What are you most excited about seeing in the finished product of this show?
I love the 'twist' of having a completely non-male cast and some of the subtle (and not so subtle) irony of the Powell expedition. I am excited to be pulled into the experience of the journey as I watch the show, knowing that I was able to play a very small role in helping to create a bit more authenticity in the boating scenes.
It was a pleasure to be able to participate in this production and I am grateful I had the opportunity to contribute. For years I have wanted to get involved in theatre and this was a fun way to dip my toe in the stream and splash around a little. I'm hoping I can be helpful again in the future! Yay for the arts!
Men on Boats
By Jaclyn Backhaus
Directed by Denise Burson Freestone
January 18 – February 15, 2020
“A thrilling, gender-flipped slice of manifest destiny.” -Time Out New York
Ten explorers. Four boats. One Grand Canyon. Men on Boats is the true(ish) history of an 1869 expedition when a one-armed captain and an insane yet loyal crew set out to chart the course of the Colorado River. Inspired by John Wesley Powell’s actual travel logs, Backhaus’s nimble and ingenious script is provocative, laugh-out-loud theatre, performed by a diverse cast of non-male actors who infuse America’s historic myths of male conquest with a sly blast of satire. With the speed and force of whitewater rapids, this off-Broadway sensation creates perilous canyons and death-defying cliffs out of sheer imagination, shaping an innovative and innately theatrical experience.

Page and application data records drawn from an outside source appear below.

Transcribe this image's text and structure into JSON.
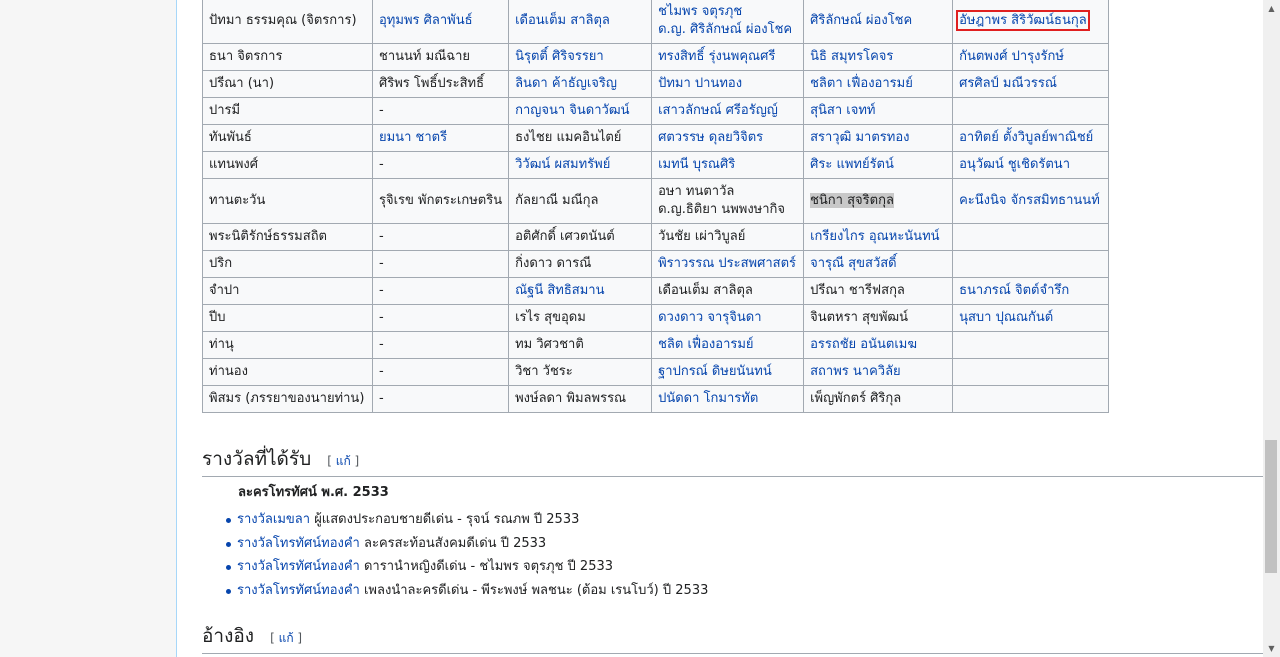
{
  "table": {
    "rows": [
      {
        "cells": [
          {
            "text": "ปัทมา ธรรมคุณ (จิตรการ)",
            "link": false
          },
          {
            "text": "อุทุมพร ศิลาพันธ์",
            "link": true
          },
          {
            "text": "เดือนเต็ม สาลิตุล",
            "link": true
          },
          {
            "text": "ชไมพร จตุรภุช",
            "text2": "ด.ญ. ศิริลักษณ์ ผ่องโชค",
            "link": true
          },
          {
            "text": "ศิริลักษณ์ ผ่องโชค",
            "link": true
          },
          {
            "text": "อัษฎาพร สิริวัฒน์ธนกุล",
            "link": true,
            "boxed": true
          }
        ],
        "tall": true
      },
      {
        "cells": [
          {
            "text": "ธนา จิตรการ",
            "link": false
          },
          {
            "text": "ชานนท์ มณีฉาย",
            "link": false
          },
          {
            "text": "นิรุตติ์ ศิริจรรยา",
            "link": true
          },
          {
            "text": "ทรงสิทธิ์ รุ่งนพคุณศรี",
            "link": true
          },
          {
            "text": "นิธิ สมุทรโคจร",
            "link": true
          },
          {
            "text": "กันตพงศ์ ปารุงรักษ์",
            "link": true
          }
        ]
      },
      {
        "cells": [
          {
            "text": "ปรีณา (นา)",
            "link": false
          },
          {
            "text": "ศิริพร โพธิ์ประสิทธิ์",
            "link": false
          },
          {
            "text": "ลินดา ค้าธัญเจริญ",
            "link": true
          },
          {
            "text": "ปัทมา ปานทอง",
            "link": true
          },
          {
            "text": "ชลิตา เฟื่องอารมย์",
            "link": true
          },
          {
            "text": "ศรศิลป์ มณีวรรณ์",
            "link": true
          }
        ]
      },
      {
        "cells": [
          {
            "text": "ปารมี",
            "link": false
          },
          {
            "text": "-",
            "link": false
          },
          {
            "text": "กาญจนา จินดาวัฒน์",
            "link": true
          },
          {
            "text": "เสาวลักษณ์ ศรีอรัญญ์",
            "link": true
          },
          {
            "text": "สุนิสา เจทท์",
            "link": true
          },
          {
            "text": "",
            "link": false
          }
        ]
      },
      {
        "cells": [
          {
            "text": "ทันพันธ์",
            "link": false
          },
          {
            "text": "ยมนา ชาตรี",
            "link": true
          },
          {
            "text": "ธงไชย แมคอินไตย์",
            "link": false
          },
          {
            "text": "ศตวรรษ ดุลยวิจิตร",
            "link": true
          },
          {
            "text": "สราวุฒิ มาตรทอง",
            "link": true
          },
          {
            "text": "อาทิตย์ ตั้งวิบูลย์พาณิชย์",
            "link": true
          }
        ]
      },
      {
        "cells": [
          {
            "text": "แทนพงศ์",
            "link": false
          },
          {
            "text": "-",
            "link": false
          },
          {
            "text": "วิวัฒน์ ผสมทรัพย์",
            "link": true
          },
          {
            "text": "เมทนี บุรณศิริ",
            "link": true
          },
          {
            "text": "ศิระ แพทย์รัตน์",
            "link": true
          },
          {
            "text": "อนุวัฒน์ ชูเชิดรัตนา",
            "link": true
          }
        ]
      },
      {
        "cells": [
          {
            "text": "ทานตะวัน",
            "link": false
          },
          {
            "text": "รุจิเรข พักตระเกษตริน",
            "link": false
          },
          {
            "text": "กัลยาณี มณีกุล",
            "link": false
          },
          {
            "text": "อษา ทนตาวัล",
            "text2": "ด.ญ.ธิติยา นพพงษากิจ",
            "link": false
          },
          {
            "text": "ชนิกา สุจริตกุล",
            "link": false,
            "highlight": true
          },
          {
            "text": "คะนึงนิจ จักรสมิทธานนท์",
            "link": true
          }
        ],
        "tall": true
      },
      {
        "cells": [
          {
            "text": "พระนิติรักษ์ธรรมสถิต",
            "link": false
          },
          {
            "text": "-",
            "link": false
          },
          {
            "text": "อติศักดิ์ เศวตนันต์",
            "link": false
          },
          {
            "text": "วันชัย เผ่าวิบูลย์",
            "link": false
          },
          {
            "text": "เกรียงไกร อุณหะนันทน์",
            "link": true
          },
          {
            "text": "",
            "link": false
          }
        ]
      },
      {
        "cells": [
          {
            "text": "ปริก",
            "link": false
          },
          {
            "text": "-",
            "link": false
          },
          {
            "text": "กิ่งดาว ดารณี",
            "link": false
          },
          {
            "text": "พิราวรรณ ประสพศาสตร์",
            "link": true
          },
          {
            "text": "จารุณี สุขสวัสดิ์",
            "link": true
          },
          {
            "text": "",
            "link": false
          }
        ]
      },
      {
        "cells": [
          {
            "text": "จำปา",
            "link": false
          },
          {
            "text": "-",
            "link": false
          },
          {
            "text": "ณัฐนี สิทธิสมาน",
            "link": true
          },
          {
            "text": "เดือนเต็ม สาลิตุล",
            "link": false
          },
          {
            "text": "ปรีณา ชารีฟสกุล",
            "link": false
          },
          {
            "text": "ธนาภรณ์ จิตต์จำรึก",
            "link": true
          }
        ]
      },
      {
        "cells": [
          {
            "text": "ปีบ",
            "link": false
          },
          {
            "text": "-",
            "link": false
          },
          {
            "text": "เรไร สุขอุดม",
            "link": false
          },
          {
            "text": "ดวงดาว จารุจินดา",
            "link": true
          },
          {
            "text": "จินตหรา สุขพัฒน์",
            "link": false
          },
          {
            "text": "นุสบา ปุณณกันต์",
            "link": true
          }
        ]
      },
      {
        "cells": [
          {
            "text": "ท่านุ",
            "link": false
          },
          {
            "text": "-",
            "link": false
          },
          {
            "text": "ทม วิศวชาติ",
            "link": false
          },
          {
            "text": "ชลิต เฟื่องอารมย์",
            "link": true
          },
          {
            "text": "อรรถชัย อนันตเมฆ",
            "link": true
          },
          {
            "text": "",
            "link": false
          }
        ]
      },
      {
        "cells": [
          {
            "text": "ท่านอง",
            "link": false
          },
          {
            "text": "-",
            "link": false
          },
          {
            "text": "วิชา วัชระ",
            "link": false
          },
          {
            "text": "ฐาปกรณ์ ดิษยนันทน์",
            "link": true
          },
          {
            "text": "สถาพร นาควิลัย",
            "link": true
          },
          {
            "text": "",
            "link": false
          }
        ]
      },
      {
        "cells": [
          {
            "text": "พิสมร (ภรรยาของนายท่าน)",
            "link": false
          },
          {
            "text": "-",
            "link": false
          },
          {
            "text": "พงษ์ลดา พิมลพรรณ",
            "link": false
          },
          {
            "text": "ปนัดดา โกมารทัต",
            "link": true
          },
          {
            "text": "เพ็ญพักตร์ ศิริกุล",
            "link": false
          },
          {
            "text": "",
            "link": false
          }
        ]
      }
    ]
  },
  "awards": {
    "heading": "รางวัลที่ได้รับ",
    "edit_label": "แก้",
    "subheading": "ละครโทรทัศน์ พ.ศ. 2533",
    "items": [
      {
        "link": "รางวัลเมขลา",
        "rest": " ผู้แสดงประกอบชายดีเด่น - รุจน์ รณภพ ปี 2533"
      },
      {
        "link": "รางวัลโทรทัศน์ทองคำ",
        "rest": " ละครสะท้อนสังคมดีเด่น ปี 2533"
      },
      {
        "link": "รางวัลโทรทัศน์ทองคำ",
        "rest": " ดารานำหญิงดีเด่น - ชไมพร จตุรภุช ปี 2533"
      },
      {
        "link": "รางวัลโทรทัศน์ทองคำ",
        "rest": " เพลงนำละครดีเด่น - พีระพงษ์ พลชนะ (ต้อม เรนโบว์) ปี 2533"
      }
    ]
  },
  "references": {
    "heading": "อ้างอิง",
    "edit_label": "แก้"
  },
  "colors": {
    "link": "#0645ad",
    "highlight_box": "#e02020",
    "selection": "#c8c8c8"
  }
}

Playing at Lincoln Center Magnolia Theatre – 417 West Magnolia Street